## WORK INSTRUCTION
As the answer, give a copy of each line below that includes the word "Shipping".

Start of Block

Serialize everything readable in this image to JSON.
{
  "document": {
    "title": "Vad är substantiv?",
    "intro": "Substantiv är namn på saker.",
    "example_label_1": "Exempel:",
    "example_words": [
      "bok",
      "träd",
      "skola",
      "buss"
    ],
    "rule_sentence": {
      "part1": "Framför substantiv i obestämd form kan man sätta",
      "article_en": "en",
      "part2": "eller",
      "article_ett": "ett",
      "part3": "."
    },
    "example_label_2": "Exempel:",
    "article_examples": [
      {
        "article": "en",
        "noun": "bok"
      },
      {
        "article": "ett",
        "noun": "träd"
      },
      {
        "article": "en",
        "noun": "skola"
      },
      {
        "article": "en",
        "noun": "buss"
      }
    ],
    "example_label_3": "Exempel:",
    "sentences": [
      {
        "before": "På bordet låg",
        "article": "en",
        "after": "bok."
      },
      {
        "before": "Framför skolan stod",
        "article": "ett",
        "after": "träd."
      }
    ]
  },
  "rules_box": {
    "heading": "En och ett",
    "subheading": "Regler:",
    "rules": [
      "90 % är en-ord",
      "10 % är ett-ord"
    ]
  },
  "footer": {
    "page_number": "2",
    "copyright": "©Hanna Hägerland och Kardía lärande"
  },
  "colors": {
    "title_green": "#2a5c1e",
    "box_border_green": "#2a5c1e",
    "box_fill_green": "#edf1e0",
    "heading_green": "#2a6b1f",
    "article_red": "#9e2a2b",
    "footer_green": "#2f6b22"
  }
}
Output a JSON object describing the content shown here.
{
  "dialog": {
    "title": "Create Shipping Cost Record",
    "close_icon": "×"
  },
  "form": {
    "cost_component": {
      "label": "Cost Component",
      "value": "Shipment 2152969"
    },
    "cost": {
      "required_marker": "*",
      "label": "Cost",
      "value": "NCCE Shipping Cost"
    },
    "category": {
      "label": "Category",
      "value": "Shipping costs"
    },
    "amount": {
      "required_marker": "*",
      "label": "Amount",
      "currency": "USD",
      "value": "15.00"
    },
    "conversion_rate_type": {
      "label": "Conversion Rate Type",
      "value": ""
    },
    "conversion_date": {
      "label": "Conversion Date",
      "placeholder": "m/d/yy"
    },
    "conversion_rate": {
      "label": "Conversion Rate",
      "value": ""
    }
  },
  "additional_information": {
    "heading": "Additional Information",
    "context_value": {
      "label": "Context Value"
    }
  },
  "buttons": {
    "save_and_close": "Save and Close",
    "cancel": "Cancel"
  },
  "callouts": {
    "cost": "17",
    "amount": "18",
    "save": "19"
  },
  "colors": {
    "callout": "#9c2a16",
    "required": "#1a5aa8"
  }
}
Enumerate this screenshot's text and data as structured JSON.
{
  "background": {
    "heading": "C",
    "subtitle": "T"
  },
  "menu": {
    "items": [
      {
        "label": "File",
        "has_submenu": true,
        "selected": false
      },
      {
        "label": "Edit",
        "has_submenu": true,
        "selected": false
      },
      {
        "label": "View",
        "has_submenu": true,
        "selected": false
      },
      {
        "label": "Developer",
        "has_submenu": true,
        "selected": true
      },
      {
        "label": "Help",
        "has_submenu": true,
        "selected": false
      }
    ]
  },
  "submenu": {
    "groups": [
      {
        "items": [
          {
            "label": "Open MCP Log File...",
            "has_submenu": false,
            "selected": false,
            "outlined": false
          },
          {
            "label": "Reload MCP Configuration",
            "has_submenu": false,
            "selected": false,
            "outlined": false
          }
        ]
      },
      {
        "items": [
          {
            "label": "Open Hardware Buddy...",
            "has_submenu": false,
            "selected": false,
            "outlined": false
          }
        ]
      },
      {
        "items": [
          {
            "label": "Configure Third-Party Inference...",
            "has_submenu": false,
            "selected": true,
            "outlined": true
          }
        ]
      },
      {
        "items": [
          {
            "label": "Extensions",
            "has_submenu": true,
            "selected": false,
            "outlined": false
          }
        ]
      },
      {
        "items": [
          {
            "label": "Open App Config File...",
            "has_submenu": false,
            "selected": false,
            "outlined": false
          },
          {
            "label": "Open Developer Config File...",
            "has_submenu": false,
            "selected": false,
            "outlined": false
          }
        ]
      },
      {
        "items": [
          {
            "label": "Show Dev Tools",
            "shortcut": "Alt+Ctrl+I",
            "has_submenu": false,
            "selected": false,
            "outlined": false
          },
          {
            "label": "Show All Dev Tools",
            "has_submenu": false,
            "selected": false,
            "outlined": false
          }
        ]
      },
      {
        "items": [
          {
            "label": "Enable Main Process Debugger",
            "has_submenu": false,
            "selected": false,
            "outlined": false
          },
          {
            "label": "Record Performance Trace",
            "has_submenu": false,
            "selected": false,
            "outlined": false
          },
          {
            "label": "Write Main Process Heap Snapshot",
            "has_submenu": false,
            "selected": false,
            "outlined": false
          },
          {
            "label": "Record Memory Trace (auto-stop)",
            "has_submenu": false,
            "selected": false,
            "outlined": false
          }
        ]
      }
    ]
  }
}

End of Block

## ANSWER BELOW
    "title": "Create Shipping Cost Record",
      "value": "NCCE Shipping Cost"
      "value": "Shipping costs"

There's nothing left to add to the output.